Finding tomorrow’s employees
One such program is Sign Manufacturing Day, a byproduct of ISA’s work with the National Association of Manufacturers (NAM), which had already established National Manufacturing Day in the U.S. The idea is to invite students to tour manufacturing facilities and get them interested in pursuing related careers.
“Lori Anderson and Allison Kent, ISA’s president/CEO and director of workforce development, respectively, brought NAM’s program over to the sign industry,” Mattatall says. “They helped sign companies see the benefit of it and they continue to offer a great deal of assistance to firms that wish to participate.”
For the first two years of ISA’s program, 2013 and 2014, Mattatall Signs was the only Canadian company to participate. Since then, however, others have joined in across the country, including Colortec Creative Print Solutions in Burnaby, B.C., Advantage Signs in Fort Saskatchewan, Alta., Sleek Advertising in Regina, Pride Signs in Cambridge, Ont., Twilight Signs and Neon in Caledon, Ont., Les Enseignes Amtech in Joliette, Que., Enseignes Plus in Châteauguay, Que., and Hansen Signs in Moncton, N.B.
“It’s a chance to show kids all of the cool tools we get to use,” says Mattatall. “Within the sign industry, everything’s custom-made, not mass-manufactured.
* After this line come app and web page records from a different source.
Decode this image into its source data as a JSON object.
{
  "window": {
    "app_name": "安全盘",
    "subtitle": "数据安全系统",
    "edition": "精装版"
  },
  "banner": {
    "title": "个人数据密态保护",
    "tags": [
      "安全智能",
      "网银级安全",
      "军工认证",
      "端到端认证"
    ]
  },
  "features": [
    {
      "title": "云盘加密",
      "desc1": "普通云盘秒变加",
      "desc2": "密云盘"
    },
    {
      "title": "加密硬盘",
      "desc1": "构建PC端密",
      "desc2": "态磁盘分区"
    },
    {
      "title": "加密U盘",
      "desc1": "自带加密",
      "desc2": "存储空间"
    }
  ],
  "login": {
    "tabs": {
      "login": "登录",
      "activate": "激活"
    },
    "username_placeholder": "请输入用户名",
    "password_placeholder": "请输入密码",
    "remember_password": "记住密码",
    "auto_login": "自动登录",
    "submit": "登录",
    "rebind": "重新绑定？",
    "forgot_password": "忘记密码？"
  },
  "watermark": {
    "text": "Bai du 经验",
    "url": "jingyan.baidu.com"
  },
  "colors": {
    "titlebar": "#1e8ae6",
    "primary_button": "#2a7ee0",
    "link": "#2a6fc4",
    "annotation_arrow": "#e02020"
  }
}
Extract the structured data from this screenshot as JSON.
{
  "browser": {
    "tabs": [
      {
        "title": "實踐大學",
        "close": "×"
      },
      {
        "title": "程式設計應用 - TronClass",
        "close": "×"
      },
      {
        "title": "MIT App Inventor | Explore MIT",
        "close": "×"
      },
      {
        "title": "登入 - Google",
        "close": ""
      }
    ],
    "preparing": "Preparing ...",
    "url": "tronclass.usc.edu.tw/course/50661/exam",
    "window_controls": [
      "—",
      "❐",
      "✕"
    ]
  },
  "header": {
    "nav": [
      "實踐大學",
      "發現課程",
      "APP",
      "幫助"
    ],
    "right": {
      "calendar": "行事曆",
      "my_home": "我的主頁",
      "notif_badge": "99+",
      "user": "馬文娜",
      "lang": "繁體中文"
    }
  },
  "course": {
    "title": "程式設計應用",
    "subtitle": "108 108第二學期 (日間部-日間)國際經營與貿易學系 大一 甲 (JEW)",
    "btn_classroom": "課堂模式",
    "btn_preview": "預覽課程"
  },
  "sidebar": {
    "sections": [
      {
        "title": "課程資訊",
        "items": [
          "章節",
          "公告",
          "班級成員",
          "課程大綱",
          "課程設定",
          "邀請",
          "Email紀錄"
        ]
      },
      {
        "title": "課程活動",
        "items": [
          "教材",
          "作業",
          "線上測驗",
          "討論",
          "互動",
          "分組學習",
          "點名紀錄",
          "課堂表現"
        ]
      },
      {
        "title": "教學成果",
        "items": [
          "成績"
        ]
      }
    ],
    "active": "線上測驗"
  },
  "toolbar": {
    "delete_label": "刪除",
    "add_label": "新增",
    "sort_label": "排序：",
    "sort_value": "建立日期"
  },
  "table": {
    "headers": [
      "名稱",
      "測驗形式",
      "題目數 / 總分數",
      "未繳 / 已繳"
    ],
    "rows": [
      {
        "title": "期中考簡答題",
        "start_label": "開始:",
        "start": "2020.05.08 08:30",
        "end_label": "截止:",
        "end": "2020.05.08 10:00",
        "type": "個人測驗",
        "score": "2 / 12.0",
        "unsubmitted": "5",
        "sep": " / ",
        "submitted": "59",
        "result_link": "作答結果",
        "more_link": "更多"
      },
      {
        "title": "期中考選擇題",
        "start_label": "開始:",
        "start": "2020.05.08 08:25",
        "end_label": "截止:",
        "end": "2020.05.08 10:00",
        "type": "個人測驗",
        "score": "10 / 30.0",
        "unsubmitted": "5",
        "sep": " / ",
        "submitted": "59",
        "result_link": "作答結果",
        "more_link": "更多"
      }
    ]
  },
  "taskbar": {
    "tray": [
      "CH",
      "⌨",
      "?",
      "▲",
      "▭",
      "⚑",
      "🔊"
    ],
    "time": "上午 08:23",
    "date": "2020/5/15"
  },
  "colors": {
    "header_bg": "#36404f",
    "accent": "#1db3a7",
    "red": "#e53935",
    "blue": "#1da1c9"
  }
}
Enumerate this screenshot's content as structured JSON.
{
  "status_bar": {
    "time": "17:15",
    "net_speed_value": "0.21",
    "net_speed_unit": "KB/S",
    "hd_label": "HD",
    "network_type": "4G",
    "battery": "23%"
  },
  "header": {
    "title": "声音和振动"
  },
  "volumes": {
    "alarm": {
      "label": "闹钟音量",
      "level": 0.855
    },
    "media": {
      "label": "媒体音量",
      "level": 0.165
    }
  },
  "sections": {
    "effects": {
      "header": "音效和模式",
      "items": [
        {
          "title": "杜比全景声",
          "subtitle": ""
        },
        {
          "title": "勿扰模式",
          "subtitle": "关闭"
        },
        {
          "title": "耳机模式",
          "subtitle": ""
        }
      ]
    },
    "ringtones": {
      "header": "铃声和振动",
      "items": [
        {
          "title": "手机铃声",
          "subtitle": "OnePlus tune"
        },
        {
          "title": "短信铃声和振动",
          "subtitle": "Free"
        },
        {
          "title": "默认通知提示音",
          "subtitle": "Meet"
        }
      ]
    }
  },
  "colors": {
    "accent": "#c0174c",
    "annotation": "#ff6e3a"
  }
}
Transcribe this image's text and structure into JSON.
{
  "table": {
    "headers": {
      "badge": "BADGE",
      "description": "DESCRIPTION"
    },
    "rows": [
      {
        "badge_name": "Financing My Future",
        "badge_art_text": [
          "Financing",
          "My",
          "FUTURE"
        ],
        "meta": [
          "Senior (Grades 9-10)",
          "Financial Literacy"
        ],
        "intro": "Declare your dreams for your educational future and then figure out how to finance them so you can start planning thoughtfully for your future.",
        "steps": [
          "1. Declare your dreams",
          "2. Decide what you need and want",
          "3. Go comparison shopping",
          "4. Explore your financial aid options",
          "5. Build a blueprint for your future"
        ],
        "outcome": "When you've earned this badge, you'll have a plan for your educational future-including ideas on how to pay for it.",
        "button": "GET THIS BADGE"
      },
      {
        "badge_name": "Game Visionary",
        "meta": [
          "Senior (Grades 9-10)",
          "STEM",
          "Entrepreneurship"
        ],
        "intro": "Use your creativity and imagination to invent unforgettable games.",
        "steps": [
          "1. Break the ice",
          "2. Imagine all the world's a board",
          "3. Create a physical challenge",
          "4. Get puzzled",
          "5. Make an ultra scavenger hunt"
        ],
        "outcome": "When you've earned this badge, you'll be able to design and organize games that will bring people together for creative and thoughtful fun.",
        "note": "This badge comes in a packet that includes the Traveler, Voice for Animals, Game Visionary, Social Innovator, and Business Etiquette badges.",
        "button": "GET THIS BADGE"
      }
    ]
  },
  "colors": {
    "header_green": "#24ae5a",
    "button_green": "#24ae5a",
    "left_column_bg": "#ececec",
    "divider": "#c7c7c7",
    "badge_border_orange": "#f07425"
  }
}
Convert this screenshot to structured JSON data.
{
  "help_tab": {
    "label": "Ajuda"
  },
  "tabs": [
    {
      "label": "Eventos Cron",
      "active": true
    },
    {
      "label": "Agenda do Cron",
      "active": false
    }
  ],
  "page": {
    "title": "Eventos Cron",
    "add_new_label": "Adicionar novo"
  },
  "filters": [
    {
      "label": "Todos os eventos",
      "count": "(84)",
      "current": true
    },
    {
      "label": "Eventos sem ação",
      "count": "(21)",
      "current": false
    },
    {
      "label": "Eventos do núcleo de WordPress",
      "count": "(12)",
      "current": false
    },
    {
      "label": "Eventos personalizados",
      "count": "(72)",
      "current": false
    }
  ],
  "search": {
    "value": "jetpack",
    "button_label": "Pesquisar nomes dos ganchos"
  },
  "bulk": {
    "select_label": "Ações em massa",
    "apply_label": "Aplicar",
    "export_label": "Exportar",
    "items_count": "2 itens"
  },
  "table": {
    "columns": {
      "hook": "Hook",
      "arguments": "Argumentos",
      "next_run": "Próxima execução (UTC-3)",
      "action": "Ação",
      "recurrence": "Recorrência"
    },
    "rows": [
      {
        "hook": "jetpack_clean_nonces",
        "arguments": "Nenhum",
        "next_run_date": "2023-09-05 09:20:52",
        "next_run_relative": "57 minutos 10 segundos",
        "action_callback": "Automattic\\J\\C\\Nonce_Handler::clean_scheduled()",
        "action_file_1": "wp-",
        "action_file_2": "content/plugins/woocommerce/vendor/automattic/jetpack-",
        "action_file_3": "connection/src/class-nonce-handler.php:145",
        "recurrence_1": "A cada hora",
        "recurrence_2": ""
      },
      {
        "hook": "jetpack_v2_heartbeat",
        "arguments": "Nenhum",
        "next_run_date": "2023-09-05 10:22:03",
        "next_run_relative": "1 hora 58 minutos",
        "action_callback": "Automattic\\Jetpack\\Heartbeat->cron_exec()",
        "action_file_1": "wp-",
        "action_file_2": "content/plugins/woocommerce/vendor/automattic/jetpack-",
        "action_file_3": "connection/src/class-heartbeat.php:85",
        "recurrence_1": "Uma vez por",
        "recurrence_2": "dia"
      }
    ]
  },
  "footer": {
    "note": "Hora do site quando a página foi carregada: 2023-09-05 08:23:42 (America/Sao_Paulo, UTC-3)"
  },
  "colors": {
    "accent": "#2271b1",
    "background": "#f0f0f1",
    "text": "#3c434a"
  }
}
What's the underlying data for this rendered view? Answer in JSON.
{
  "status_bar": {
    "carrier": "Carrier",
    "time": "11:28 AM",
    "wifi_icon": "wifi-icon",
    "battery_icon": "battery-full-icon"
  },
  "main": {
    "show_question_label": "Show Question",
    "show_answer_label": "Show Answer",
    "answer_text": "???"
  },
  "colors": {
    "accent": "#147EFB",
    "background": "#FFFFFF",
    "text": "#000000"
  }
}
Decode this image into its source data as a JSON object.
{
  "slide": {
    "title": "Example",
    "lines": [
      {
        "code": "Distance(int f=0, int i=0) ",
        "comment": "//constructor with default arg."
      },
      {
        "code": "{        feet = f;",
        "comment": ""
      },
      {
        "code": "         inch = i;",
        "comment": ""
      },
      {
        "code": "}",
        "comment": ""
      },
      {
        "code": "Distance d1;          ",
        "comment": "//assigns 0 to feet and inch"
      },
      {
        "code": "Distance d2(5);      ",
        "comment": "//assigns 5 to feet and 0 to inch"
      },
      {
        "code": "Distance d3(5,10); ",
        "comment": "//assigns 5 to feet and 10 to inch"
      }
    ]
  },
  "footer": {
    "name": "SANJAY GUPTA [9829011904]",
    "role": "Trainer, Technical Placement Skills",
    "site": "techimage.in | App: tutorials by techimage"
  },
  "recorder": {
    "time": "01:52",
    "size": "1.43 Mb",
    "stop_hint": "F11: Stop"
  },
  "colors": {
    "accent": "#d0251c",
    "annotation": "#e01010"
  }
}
We get to pull a lot of very different trades together. In this sense, making a sign is a bit like building a house.”
He hopes the trend that has been started with Sign Manufacturing Day will continue to spread across the industry, as the fostering of tomorrow’s signmakers has become a major challenge.
“There has been phenomenal growth in education at the annual ISA Expo,” he says. “ISA also has skills assessment and validation badge programs that help give employers confidence in competently trained employees. People today are looking for these smaller snippets of training, not a four-year college degree in signmaking.”
Mattatall Signs, for its part, has long engaged with local high schools and community colleges, offering tours for students throughout the year, not just on Sign Manufacturing Day.
“New employees could come from anywhere,” says Mattatall. “Ensuring you’re well-staffed for the future requires multi-year investments in training and hiring. In this part of the country, for example, we lost a lot of young, talented and well-trained people to the oil industry boom in Alberta. Some of them are starting to return home now, as jobs are shifting back east.”
To avoid becoming too dependent on the ebbs and tides of the local labour pool, Mattatall Signs focuses on both external and internal training programs. In particular, cross-training—where production employees are taught how to perform more than one job function—has helped lead to better use of resources and boosted the employees’ enthusiasm and morale, which pays off in terms of retaining them for a longer tenure.
“Our average production or service employee has been in our employ for well over 10 years,” says Matatall.